● **What the task asks**:
Search the records for the word "initials". Copy every line where it appears.

"""

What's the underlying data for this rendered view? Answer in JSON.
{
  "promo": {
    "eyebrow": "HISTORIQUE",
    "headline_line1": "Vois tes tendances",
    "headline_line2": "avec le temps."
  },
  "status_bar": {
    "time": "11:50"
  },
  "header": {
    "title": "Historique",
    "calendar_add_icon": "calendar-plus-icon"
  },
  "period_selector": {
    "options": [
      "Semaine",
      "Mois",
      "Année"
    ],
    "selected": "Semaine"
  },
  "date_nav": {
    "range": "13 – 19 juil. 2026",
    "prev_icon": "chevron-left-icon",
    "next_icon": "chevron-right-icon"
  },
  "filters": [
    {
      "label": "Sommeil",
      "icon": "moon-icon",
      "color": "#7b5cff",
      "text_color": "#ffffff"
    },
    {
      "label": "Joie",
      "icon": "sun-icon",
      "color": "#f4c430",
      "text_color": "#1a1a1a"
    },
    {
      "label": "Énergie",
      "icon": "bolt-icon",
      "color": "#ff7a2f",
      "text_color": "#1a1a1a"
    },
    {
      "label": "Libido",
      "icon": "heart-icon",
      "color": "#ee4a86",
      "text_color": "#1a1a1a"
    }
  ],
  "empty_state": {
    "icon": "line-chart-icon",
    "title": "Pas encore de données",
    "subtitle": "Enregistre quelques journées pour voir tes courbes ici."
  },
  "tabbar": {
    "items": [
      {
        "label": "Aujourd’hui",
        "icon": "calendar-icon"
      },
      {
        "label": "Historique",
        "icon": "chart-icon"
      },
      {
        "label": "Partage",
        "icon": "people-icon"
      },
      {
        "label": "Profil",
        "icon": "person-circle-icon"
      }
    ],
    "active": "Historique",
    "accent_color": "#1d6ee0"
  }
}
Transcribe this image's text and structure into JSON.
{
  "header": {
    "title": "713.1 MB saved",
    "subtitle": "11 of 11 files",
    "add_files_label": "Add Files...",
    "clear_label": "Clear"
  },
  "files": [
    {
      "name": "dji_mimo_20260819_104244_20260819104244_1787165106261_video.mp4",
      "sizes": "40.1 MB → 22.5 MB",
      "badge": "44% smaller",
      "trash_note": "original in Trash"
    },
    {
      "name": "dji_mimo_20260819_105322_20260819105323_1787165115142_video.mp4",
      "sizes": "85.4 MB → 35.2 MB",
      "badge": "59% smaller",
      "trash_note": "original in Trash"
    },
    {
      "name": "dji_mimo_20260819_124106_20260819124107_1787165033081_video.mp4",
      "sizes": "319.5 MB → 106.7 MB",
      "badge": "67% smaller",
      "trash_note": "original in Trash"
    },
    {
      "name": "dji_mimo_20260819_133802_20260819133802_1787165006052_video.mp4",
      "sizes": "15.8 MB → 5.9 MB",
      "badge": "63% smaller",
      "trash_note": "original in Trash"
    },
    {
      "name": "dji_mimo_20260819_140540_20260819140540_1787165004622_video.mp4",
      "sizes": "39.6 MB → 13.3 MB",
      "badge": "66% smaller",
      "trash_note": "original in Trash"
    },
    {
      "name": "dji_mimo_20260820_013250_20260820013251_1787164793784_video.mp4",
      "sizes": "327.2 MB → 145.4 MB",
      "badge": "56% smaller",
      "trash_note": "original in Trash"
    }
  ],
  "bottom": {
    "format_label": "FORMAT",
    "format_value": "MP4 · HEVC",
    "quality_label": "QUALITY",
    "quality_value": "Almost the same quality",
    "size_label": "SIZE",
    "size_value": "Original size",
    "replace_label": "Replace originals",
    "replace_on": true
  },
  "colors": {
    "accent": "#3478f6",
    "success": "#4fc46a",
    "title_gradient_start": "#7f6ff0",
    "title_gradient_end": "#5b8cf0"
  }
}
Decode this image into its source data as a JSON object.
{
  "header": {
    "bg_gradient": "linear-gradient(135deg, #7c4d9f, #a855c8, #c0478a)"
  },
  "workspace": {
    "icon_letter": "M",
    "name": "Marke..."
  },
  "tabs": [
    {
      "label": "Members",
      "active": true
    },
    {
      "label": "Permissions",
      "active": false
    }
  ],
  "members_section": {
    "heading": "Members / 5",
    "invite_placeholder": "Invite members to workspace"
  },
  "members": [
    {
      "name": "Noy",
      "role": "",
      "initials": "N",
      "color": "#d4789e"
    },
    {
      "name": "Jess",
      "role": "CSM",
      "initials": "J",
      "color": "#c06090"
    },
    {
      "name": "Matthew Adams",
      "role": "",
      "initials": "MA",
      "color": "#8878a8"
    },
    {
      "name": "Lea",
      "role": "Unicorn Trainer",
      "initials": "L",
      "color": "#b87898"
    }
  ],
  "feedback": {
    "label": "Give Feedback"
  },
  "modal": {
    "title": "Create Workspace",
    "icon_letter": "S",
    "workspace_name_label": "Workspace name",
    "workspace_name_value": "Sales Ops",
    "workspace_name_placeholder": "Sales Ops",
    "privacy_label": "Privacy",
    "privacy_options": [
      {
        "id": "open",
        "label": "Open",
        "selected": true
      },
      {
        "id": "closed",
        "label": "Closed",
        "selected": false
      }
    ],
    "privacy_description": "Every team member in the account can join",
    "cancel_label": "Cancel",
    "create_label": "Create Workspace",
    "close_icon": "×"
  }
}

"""

● **Task solution**:
      "initials": "N",
      "initials": "J",
      "initials": "MA",
      "initials": "L",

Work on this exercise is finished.